## WHAT THE TASK REQUIRES
Your result will be the set of lines with "search", copied from the material below.

## DATA SHOWN

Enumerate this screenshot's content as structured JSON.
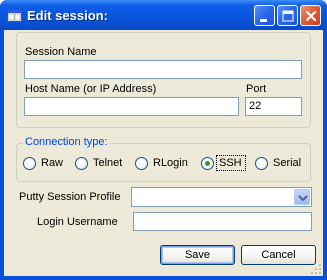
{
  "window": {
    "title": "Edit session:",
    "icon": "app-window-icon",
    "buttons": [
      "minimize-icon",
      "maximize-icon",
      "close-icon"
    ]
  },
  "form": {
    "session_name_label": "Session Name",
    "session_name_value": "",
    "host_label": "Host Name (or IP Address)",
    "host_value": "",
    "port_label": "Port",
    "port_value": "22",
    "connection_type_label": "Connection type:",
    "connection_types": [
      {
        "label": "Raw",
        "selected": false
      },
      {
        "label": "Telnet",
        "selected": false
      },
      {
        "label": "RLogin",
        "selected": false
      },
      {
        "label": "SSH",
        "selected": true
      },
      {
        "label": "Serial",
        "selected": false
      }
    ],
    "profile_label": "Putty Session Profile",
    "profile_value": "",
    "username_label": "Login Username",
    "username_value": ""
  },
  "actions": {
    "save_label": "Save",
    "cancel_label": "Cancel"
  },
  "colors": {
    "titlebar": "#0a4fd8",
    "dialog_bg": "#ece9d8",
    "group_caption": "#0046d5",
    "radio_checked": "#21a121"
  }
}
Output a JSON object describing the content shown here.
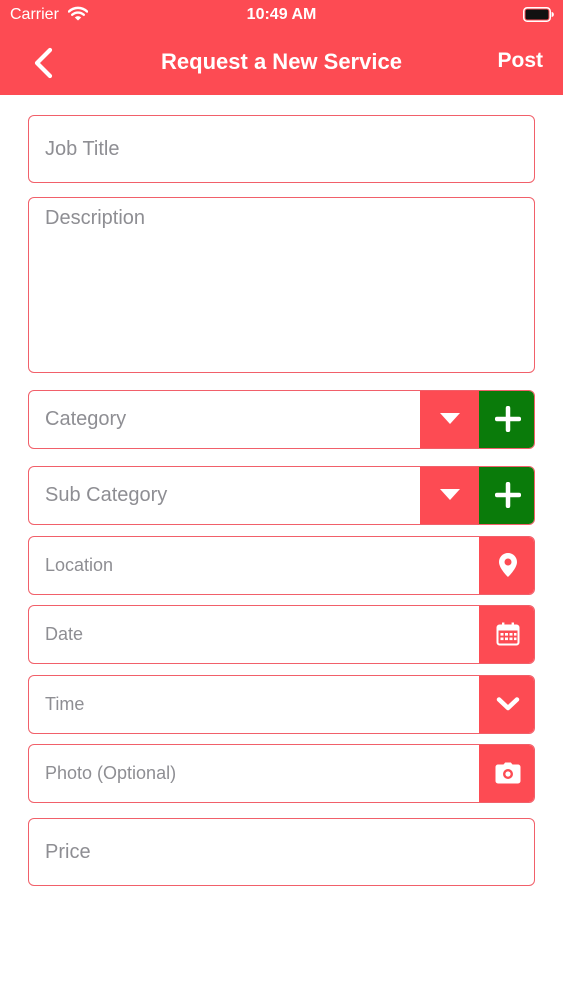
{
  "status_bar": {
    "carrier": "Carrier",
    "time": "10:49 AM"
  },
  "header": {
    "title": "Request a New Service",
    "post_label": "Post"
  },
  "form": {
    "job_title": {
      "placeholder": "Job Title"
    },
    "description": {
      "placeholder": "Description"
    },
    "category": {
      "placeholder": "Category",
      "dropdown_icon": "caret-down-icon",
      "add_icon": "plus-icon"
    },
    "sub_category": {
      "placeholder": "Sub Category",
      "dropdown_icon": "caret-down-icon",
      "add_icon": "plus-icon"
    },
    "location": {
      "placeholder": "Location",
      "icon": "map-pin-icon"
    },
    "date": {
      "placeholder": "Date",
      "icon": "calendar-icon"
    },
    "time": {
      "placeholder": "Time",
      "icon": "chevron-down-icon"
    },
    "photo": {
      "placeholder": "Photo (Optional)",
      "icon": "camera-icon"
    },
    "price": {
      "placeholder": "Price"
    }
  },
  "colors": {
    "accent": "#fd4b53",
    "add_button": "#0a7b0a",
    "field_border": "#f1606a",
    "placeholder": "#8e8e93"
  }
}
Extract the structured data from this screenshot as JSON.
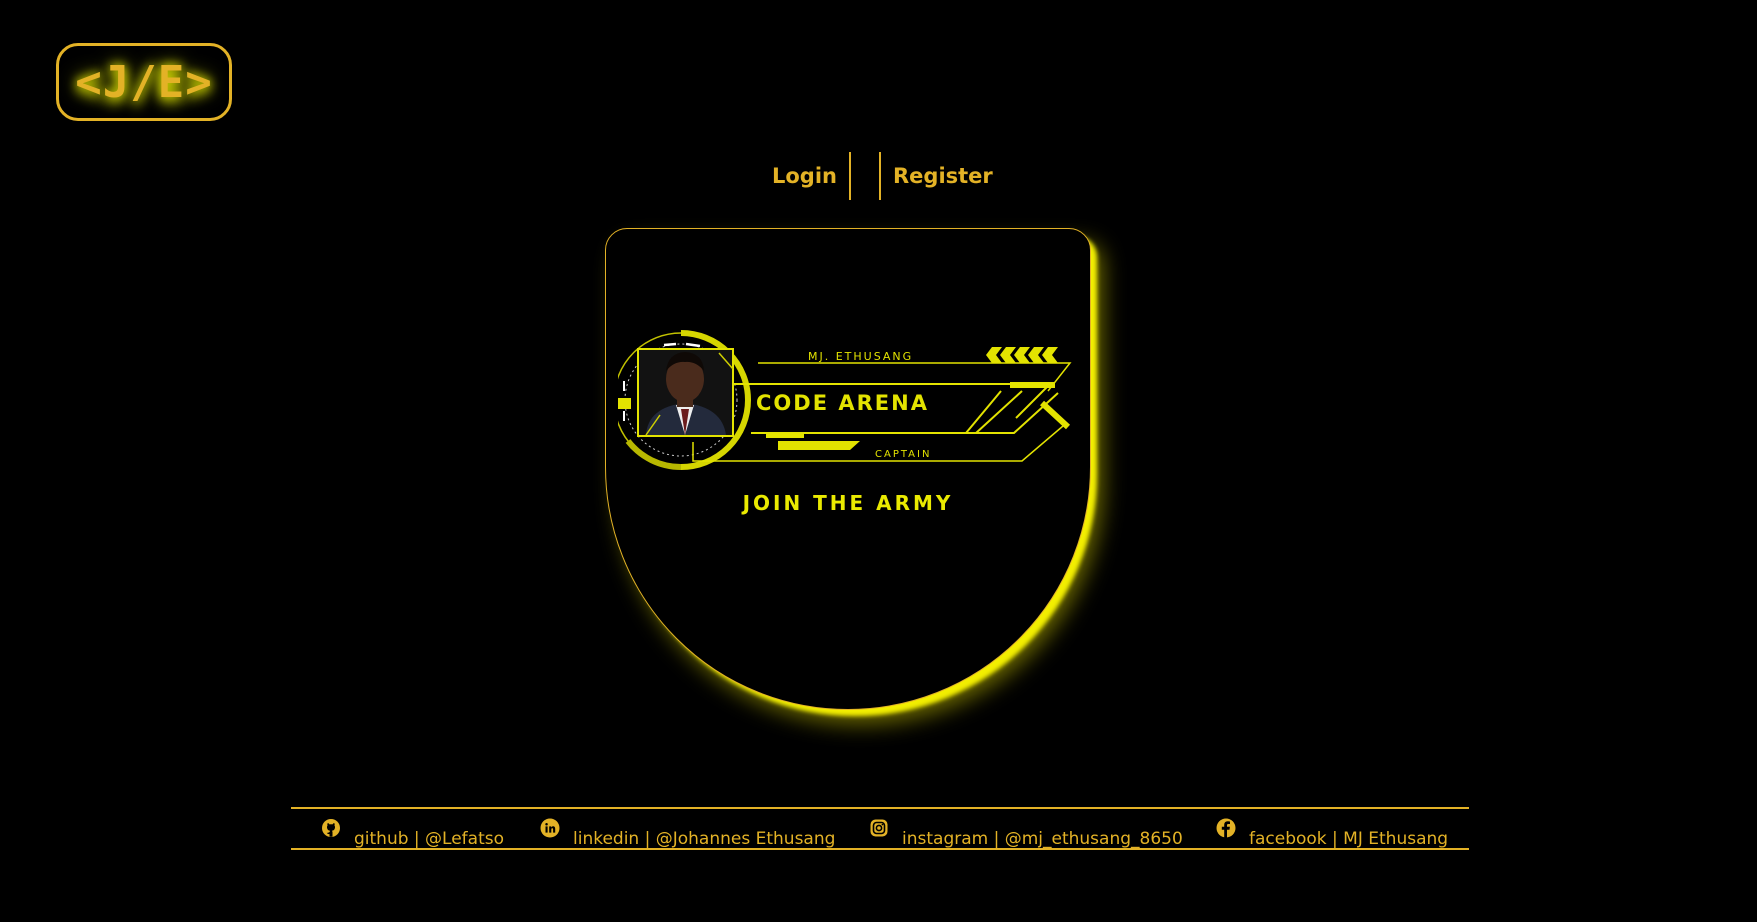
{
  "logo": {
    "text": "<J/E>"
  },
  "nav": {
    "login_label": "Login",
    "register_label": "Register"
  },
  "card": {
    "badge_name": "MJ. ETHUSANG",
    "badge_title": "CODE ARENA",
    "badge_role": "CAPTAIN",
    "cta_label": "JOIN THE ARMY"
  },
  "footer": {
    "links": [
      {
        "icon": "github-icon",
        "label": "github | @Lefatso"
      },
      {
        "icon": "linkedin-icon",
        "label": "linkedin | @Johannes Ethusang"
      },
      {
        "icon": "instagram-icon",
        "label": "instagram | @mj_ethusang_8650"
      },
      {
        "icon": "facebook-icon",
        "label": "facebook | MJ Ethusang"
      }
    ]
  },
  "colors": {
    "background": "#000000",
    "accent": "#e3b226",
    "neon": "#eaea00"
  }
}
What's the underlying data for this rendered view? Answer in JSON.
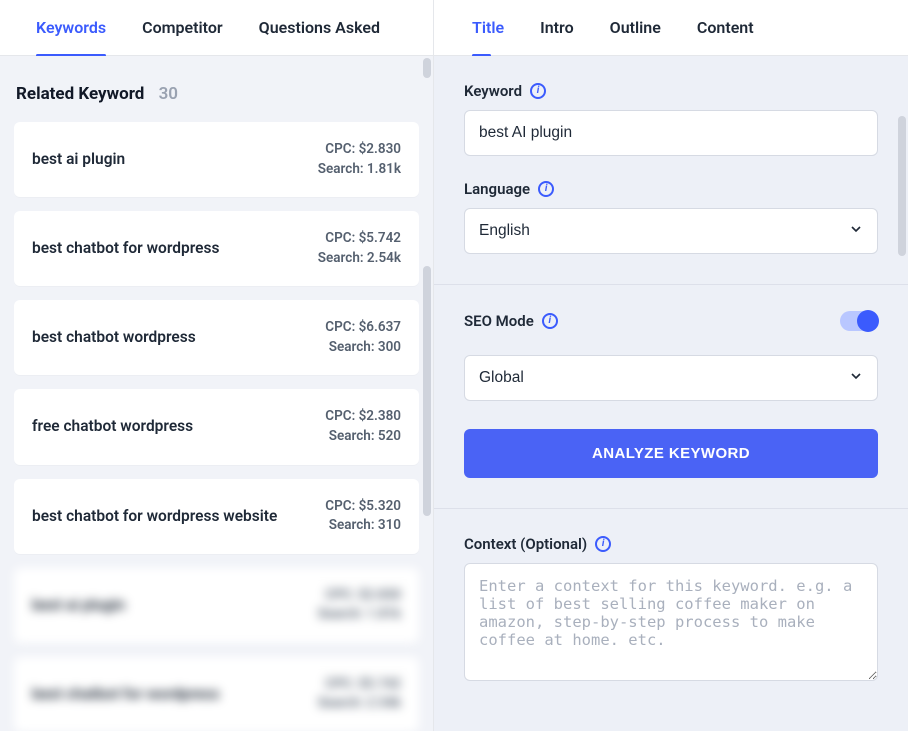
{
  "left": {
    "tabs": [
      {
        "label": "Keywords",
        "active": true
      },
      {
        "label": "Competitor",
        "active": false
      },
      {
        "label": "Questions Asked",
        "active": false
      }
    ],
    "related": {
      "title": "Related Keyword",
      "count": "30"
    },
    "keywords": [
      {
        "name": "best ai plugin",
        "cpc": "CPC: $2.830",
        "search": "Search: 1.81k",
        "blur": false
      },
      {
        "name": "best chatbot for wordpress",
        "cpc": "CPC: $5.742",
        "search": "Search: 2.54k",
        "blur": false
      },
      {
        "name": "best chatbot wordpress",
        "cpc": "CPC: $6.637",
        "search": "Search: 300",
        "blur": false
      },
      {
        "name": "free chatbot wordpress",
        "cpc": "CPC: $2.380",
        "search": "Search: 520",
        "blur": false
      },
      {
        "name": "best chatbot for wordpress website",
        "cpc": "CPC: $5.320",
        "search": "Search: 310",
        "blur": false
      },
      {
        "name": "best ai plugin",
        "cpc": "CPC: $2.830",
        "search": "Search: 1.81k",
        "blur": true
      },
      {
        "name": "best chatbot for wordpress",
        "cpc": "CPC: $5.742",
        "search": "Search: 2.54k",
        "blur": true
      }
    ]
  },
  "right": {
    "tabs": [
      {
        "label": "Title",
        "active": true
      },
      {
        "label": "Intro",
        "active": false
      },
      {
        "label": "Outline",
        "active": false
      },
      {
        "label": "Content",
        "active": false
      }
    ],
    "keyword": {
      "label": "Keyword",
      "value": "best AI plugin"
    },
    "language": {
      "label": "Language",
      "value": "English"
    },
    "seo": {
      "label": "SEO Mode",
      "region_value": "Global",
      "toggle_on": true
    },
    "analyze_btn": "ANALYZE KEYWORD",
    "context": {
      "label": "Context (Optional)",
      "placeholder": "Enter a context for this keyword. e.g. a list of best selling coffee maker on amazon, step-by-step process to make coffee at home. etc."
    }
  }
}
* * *
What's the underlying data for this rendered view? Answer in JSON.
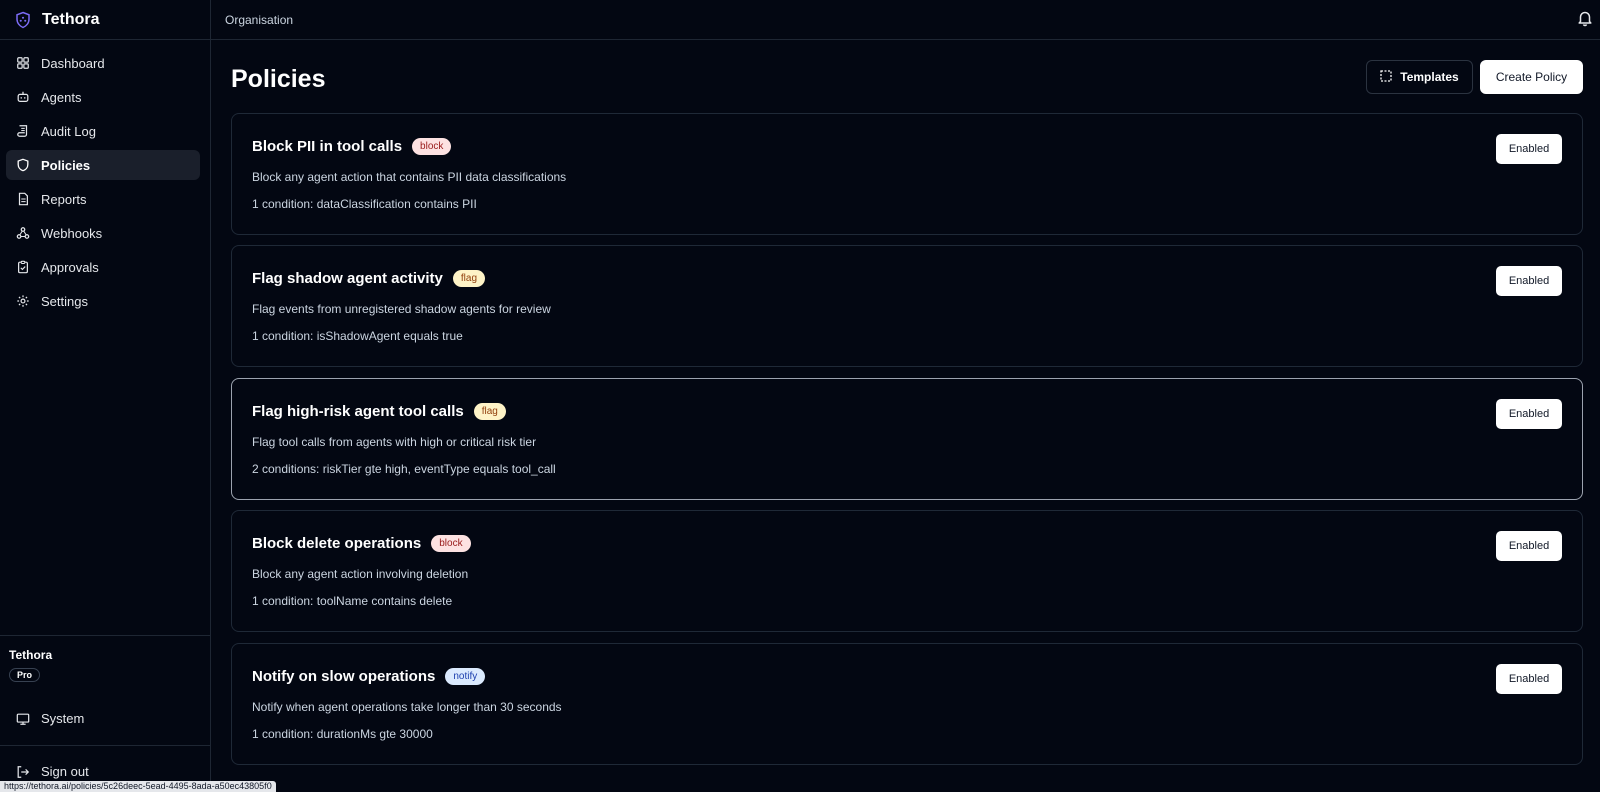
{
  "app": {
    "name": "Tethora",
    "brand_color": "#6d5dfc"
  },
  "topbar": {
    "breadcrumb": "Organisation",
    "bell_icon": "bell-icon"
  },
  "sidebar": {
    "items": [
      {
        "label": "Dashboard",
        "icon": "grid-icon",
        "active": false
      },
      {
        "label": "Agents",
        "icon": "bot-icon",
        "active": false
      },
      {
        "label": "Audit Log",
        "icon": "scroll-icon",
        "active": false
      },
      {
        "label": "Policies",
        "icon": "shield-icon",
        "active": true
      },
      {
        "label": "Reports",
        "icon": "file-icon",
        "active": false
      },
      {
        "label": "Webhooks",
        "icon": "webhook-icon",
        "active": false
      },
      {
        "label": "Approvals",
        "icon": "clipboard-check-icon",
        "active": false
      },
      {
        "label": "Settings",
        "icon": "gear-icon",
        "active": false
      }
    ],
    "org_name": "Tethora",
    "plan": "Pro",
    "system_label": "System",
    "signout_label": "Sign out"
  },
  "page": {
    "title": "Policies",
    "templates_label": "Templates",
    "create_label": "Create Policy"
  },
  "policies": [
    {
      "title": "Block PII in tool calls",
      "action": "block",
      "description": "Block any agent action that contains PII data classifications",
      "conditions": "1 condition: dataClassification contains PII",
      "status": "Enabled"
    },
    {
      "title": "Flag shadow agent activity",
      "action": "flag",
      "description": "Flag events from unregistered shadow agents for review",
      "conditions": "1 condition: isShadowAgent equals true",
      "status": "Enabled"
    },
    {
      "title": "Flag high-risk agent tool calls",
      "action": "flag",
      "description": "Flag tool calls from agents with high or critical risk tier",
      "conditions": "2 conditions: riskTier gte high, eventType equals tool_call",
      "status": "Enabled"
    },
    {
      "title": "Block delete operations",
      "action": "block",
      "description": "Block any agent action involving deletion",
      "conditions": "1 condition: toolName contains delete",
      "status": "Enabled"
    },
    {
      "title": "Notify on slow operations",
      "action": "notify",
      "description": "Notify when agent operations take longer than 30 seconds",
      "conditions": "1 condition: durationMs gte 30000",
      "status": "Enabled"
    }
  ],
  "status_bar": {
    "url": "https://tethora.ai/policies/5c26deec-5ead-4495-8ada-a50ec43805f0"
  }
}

## ANSWER TO THIS PROBLEM
        "search": "Search: 1.81k",
        "search": "Search: 2.54k",
        "search": "Search: 300",
        "search": "Search: 520",
        "search": "Search: 310",
        "search": "Search: 1.81k",
        "search": "Search: 2.54k",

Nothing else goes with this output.